Varney passed away from mesothelioma before being deposed. One day prior to his death, he signed an affidavit purportedly identifying several asbestos-containing materials that he worked with and that were manufactured by various defendants, including steam traps manufactured by Armstrong (defendant). Dr. John Maddox, the plaintiff’s causation expert, reviewed Varney’s medical records and affidavit, and opined that Varney’s malignant pleural mesothelioma was caused by his cumulative exposures to a variety of component exposures. Numerous defendants raised issues regarding the admissibility of the affidavit and Dr. Maddox’s opinion in their motions for summary judgment, including the defendant. The court invited additional briefing regarding the admissibility of the affidavit and Dr. Maddox’s opinion, and determined that an evidentiary hearing was necessary. After a mini-trial lasting more than two days, the court held that the affidavit and opinion were inadmissible as evidence in regard to summary judgment motions and at trial.
In the defendant’s motion for summary judgment, they moved for a dismissal with prejudice, contending that there was no admissible evidence that Varney was ever exposed to an asbestos-containing product made, sold, or supplied by the defendant, or for which the defendant was liable. The defendant further argued that there was no admissible evidence that Varney was ever exposed to asbestos fibers associated with any of the defendant’s products in sufficient quantity to be a substantial factor in causation of his disease as required by Washington law. The plaintiff filed a response in opposition to the defendant’s motion, and attached a signed declaration from Ralph Sanders, a co-worker of Varney’s from Puget Sound Naval Shipyard from 1957 to 1961. He stated that he was in the same apprenticeship class as Varney, and that he recalled working aboard two ships with Varney, and stated that he worked with the defendant’s steam traps.
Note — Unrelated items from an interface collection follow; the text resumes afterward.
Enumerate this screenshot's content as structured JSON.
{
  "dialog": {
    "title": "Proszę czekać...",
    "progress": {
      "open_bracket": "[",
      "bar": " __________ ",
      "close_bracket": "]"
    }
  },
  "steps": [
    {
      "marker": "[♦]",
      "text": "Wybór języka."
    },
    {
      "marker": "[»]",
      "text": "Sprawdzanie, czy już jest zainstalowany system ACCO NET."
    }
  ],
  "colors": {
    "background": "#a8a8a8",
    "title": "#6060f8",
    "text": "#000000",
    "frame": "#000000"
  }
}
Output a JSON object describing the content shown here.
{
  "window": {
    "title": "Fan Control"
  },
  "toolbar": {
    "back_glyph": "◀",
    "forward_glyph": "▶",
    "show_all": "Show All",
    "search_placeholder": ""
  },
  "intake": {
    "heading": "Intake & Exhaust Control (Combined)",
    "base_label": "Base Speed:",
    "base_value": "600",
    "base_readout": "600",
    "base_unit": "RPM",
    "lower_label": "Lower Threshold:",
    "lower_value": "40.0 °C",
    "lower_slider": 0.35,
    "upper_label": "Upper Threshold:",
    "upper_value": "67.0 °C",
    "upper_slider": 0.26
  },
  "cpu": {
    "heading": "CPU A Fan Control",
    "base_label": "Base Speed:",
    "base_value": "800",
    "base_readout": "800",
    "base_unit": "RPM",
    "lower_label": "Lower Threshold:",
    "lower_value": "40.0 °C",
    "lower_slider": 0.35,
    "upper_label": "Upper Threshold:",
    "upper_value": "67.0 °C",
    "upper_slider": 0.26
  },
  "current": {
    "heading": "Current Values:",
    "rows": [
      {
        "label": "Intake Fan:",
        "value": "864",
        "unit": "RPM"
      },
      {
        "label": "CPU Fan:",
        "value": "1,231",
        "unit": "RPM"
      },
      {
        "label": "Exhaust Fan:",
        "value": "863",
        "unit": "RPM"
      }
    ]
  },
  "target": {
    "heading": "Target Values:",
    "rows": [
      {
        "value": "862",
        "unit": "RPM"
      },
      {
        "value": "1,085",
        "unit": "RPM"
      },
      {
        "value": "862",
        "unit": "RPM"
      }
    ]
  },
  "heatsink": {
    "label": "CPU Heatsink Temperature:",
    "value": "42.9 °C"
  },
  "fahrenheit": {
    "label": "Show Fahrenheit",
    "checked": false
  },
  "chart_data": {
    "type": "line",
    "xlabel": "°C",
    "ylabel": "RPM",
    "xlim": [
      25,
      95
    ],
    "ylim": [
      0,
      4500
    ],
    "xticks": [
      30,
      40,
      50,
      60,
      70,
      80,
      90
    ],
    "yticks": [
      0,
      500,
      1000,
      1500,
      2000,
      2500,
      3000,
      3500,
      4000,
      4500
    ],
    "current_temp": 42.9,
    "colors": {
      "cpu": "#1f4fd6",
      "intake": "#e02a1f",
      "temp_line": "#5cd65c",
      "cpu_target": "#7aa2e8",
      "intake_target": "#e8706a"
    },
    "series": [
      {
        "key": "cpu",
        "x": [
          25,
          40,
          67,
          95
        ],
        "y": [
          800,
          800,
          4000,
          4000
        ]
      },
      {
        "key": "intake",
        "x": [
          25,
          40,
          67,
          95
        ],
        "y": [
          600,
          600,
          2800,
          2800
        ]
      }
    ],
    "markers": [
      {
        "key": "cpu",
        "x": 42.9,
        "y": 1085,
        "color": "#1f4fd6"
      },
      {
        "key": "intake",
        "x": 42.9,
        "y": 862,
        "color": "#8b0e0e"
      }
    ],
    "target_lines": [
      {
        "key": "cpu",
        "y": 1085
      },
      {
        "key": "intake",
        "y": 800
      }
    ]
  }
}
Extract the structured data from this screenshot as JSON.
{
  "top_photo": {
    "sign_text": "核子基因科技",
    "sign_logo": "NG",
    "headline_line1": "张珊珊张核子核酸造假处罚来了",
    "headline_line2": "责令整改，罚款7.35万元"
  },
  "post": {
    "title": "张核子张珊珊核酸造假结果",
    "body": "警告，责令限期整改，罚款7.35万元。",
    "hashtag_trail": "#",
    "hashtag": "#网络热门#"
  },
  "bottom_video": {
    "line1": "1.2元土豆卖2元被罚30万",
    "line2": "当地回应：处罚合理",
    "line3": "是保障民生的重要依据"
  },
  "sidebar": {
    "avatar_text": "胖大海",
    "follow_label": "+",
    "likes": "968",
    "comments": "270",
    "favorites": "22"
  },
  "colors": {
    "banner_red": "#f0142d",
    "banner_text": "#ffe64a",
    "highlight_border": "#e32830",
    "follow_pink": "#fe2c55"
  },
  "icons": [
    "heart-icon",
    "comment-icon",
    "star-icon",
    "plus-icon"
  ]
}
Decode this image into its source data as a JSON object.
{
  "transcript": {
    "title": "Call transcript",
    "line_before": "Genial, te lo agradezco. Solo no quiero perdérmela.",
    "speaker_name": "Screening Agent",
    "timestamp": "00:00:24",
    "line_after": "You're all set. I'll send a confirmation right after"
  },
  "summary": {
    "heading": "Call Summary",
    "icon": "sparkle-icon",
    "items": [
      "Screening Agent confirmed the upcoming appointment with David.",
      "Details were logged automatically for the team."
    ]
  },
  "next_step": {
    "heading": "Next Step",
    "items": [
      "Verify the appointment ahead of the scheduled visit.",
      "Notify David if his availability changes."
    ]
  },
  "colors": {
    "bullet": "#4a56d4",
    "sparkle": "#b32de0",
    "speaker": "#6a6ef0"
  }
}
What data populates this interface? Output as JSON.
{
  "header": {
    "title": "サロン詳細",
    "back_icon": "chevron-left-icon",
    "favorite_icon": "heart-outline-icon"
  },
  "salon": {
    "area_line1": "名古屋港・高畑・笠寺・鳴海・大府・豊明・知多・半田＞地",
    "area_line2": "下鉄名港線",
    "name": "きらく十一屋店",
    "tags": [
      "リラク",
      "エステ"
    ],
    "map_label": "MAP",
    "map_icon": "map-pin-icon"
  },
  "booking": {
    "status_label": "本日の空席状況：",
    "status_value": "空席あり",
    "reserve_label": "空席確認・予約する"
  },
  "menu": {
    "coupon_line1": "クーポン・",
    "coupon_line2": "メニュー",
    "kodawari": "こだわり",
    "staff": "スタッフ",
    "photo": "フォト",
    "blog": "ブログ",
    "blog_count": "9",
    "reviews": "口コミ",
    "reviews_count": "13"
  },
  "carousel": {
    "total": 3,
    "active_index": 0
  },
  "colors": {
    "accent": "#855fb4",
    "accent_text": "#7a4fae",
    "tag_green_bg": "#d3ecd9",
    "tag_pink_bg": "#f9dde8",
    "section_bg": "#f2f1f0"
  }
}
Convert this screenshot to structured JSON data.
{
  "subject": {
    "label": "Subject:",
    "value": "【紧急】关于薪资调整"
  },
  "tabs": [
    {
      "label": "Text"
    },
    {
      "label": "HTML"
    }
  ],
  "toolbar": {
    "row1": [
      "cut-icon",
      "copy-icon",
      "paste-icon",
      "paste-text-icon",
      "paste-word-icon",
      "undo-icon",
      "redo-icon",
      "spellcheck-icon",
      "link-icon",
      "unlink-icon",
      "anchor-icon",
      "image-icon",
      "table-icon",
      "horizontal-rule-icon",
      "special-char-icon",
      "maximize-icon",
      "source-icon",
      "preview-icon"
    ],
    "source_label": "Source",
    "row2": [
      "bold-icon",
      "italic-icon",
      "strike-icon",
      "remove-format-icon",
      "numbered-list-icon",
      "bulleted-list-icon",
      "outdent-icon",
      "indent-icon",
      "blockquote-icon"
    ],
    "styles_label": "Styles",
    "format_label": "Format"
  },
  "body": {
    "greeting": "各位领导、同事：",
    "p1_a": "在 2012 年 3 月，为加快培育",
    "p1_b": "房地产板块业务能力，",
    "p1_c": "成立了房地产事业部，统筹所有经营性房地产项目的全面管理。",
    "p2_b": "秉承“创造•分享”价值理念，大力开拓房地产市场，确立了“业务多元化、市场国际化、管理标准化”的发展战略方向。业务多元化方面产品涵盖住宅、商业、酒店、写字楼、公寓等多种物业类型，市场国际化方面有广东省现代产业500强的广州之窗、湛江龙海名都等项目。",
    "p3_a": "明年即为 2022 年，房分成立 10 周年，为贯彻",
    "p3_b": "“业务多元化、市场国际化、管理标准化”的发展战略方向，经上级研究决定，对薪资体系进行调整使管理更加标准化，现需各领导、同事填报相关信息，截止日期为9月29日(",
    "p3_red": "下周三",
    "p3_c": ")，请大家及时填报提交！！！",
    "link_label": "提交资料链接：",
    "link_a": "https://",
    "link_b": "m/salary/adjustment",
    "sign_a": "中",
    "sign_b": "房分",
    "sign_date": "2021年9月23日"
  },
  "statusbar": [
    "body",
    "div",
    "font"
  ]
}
The plaintiff also provided deposition testimony of the defendant’s corporate representative regarding the sale of asbestos-containing gaskets for its steam traps into 1988, but that asbestos-containing steam traps could have remained in the market until 2003. The defendant replied, and also moved to exclude the co-worker declaration, the prior corporate representation deposition, and Dr. Maddox’s report.
The court reviewed the evidence presented under Washington products liability law, and concluded that it was reasonable for a fact finder to infer that Varney was exposed to the defendant’s asbestos-containing product, and that it caused Varney’s mesothelioma and death. The court held that the plaintiff’s evidence demonstrated that genuine issues of material fact remained for resolution at trial. The court further concluded that even without the declaration of Varney and Dr. Maddox’s report, the plaintiff provided a minimally sufficient showing from which a reasonable fact finder could conclude that the defendant manufactured products that exposed Varney to asbestos. The court also concluded that it had considered the Lockwood factors in determining that there was sufficient and substantial evidence for a reasonable jury to find that causation had been established. Therefore, the court denied the defendant’s motion for summary judgment.
With regards to the defendant’s motion to exclude inadmissible evidence, the court stated that it had already ruled regarding the inadmissibility of Varney’s affidavit and Dr. Maddox’s opinion at summary judgment and trial. However, the court held that the co-worker affidavit was admissible for purposes of summary judgment, as evidence submitted in connection with summary judgment does not have to be produced in a form that would be admissible at trial in order to avoid summary judgment. The court held that Rule 26 did not support the defendant’s argument that the affidavit was untimely, despite the fact that it was filed after the close of discovery. The court held that it would consider a motion for additional discovery based upon the co-worker affidavit, but ultimately denied the defendant’s motion to exclude the declaration.
Read the case decision here.